[[ Provided data, beginning ]]

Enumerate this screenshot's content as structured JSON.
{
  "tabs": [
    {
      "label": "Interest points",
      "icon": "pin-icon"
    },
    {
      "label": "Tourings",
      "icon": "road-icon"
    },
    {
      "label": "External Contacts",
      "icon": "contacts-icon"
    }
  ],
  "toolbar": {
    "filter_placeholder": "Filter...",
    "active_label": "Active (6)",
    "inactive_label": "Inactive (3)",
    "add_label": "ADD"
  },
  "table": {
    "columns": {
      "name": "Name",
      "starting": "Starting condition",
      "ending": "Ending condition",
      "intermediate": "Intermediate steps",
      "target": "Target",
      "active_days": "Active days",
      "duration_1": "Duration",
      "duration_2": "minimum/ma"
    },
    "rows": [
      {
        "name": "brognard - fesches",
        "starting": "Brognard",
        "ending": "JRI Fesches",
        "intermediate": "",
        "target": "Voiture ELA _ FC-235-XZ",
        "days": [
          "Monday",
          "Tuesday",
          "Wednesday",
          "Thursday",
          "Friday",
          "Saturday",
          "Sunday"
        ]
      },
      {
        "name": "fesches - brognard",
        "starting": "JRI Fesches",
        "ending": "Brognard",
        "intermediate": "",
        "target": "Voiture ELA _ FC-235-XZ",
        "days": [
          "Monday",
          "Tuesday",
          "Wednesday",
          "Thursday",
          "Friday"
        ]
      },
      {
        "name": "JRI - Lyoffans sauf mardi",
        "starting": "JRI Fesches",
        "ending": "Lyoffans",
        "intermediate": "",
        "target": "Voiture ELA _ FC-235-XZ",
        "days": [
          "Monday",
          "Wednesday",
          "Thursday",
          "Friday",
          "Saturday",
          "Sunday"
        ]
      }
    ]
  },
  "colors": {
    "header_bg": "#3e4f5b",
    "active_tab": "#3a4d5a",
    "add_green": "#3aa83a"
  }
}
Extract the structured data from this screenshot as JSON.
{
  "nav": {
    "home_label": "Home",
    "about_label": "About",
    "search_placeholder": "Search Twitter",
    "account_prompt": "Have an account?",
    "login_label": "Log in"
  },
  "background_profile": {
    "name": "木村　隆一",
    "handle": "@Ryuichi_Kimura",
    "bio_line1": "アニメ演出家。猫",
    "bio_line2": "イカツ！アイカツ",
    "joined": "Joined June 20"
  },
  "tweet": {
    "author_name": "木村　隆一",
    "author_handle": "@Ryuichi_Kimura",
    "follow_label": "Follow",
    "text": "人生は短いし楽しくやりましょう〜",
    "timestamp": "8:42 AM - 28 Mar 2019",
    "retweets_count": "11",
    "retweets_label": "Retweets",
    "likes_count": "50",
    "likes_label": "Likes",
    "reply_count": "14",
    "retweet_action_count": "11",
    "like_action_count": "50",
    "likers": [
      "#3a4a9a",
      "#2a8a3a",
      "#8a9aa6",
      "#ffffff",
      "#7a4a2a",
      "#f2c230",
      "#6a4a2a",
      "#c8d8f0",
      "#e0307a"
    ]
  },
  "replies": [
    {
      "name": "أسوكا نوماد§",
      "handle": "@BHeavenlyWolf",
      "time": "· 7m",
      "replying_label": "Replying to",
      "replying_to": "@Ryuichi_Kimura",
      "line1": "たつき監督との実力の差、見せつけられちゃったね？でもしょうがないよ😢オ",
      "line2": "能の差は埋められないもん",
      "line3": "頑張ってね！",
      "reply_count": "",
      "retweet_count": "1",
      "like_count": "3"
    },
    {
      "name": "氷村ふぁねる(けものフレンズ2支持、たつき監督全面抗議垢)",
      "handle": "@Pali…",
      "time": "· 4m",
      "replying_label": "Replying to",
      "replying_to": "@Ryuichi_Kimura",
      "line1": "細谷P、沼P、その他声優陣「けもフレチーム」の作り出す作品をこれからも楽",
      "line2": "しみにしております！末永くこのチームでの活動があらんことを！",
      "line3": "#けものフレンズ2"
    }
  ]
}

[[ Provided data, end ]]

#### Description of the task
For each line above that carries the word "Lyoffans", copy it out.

#### Answer box
        "name": "JRI - Lyoffans sauf mardi",
        "ending": "Lyoffans",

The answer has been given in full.